As the internet becomes more accessible to more people, including mobile phone users, the so-called digital divide seems to be narrowing. In its place, however, we see a participation gap in which the vast majority of blogs, podcasts, and online video are being produced in middle-class neighborhoods in major cities around the world.

Rising Voices aims to help bring new voices from new communities and speaking new languages to the conversational web, by providing resources and funding to local groups reaching out to underrepresented communities in the developing world. Please visit our current list of grantees for project examples.

The sky is the limit, but unfortunately funding is not. Rising Voices outreach grants will range from $2,000 to $5,000. Please be as thoughtful, specific, and realistic as possible when drafting your budgets.

Successful projects will be prominently featured on Global Voices. Grantees are expected to host regular workshops to train participants how to start and maintain a weblog, upload and share digital photographs, and produce basic videos. Grantees are also required to post regular project evaluations and updates to the Rising Voices website.

Completed applications will be accepted no later than Sunday, January 18. Please submit your completed application on the Rising Voices apply page.

Feel free to ask questions in the comments section below or by sending an email to outreach@globalvoicesonline.org.

Boliviana de Aviación in Cochabamba

Snapped this picture (through a dirty windshield) of new offices of the new Bolivian state airline Boliviana de Aviación (BOA), which is set to take-off soon.  Their central headquarters will be in Cochabamba, and will seemingly put LAB to rest permanently.

From Wikipedia:

The government says that it aims to “democratize air transport in Bolivia” through the airline, although also says that it will operate under commercial conditions and without subsidies.[1] The company’s General Manager will hold office for a five year term, and will be appointed by the President of Bolivia.[2]

oficinasdeBOA

Carlos Mesa Ready to Throw His Hat into the Ring

It’s almost official.  Former president Carlos Mesa will likely be one of Evo Morales’ chief rivals in the presidential elections tentatively scheduled for December 2009. Responding to questions by reporters in Lima, he said that if there will be elections (if and when the new Constitution passes), he will be a candidate.  

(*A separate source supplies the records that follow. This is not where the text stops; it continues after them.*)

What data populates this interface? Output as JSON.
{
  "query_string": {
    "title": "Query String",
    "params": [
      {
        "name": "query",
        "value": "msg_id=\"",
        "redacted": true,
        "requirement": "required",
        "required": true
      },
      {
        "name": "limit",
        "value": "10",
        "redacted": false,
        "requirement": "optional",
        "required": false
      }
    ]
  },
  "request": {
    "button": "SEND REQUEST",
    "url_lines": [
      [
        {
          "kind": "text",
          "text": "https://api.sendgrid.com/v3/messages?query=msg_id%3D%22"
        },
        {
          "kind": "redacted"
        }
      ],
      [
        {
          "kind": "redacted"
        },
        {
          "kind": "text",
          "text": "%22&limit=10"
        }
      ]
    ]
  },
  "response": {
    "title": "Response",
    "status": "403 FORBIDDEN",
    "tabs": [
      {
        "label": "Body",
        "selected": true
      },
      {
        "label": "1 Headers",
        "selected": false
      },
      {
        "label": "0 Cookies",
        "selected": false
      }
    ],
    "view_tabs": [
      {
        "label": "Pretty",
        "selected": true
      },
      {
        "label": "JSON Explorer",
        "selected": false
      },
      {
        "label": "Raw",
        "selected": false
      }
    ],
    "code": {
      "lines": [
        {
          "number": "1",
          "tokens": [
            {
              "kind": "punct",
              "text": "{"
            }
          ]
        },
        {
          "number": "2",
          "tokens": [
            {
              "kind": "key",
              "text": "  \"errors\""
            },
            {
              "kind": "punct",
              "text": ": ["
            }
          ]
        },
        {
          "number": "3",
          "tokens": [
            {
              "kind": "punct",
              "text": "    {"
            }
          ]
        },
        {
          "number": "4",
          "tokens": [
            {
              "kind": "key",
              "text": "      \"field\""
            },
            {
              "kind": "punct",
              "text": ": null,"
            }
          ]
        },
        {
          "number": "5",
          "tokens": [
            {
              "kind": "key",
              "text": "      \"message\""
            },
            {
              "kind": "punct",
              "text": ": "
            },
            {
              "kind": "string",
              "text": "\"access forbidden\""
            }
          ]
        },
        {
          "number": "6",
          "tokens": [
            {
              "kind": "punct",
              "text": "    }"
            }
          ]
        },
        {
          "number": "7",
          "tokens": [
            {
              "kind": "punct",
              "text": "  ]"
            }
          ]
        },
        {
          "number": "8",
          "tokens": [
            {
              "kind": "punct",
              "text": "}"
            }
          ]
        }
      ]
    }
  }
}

My early take is that Mesa is the *only* candidate that can come close to rivaling Morales’ support.  Now Santa Cruz must decide whether to support Mesa or live with more years of Evo.  If you recall, Mesa was Santa Cruz’ number one enemy long before Evo took the helm. It was Mesa’s iniciative that propelled autonomy with the election of regional governors.  Neither Costas, nor Manfred can attract those middle class voters that opted for change, but are disappointed in the direction of the current administration.  I also doubt that all of the 50-60% of Bolivians that approved of his work at the time of his resignation have changed their mind.

DEA is Ordered Out of Bolivia, and What the?

By now, salve we all know about the expulsion of the Drug Enforcement Agency out of Bolivia. However, when Evo Morales and his drug czar and former coca leader Felipe Caceres went to check out their installations, they were “surprised” that the DEA took their sophisticated equipment with them. The nerve of the US for taking their property with them from a place that they are not wanted.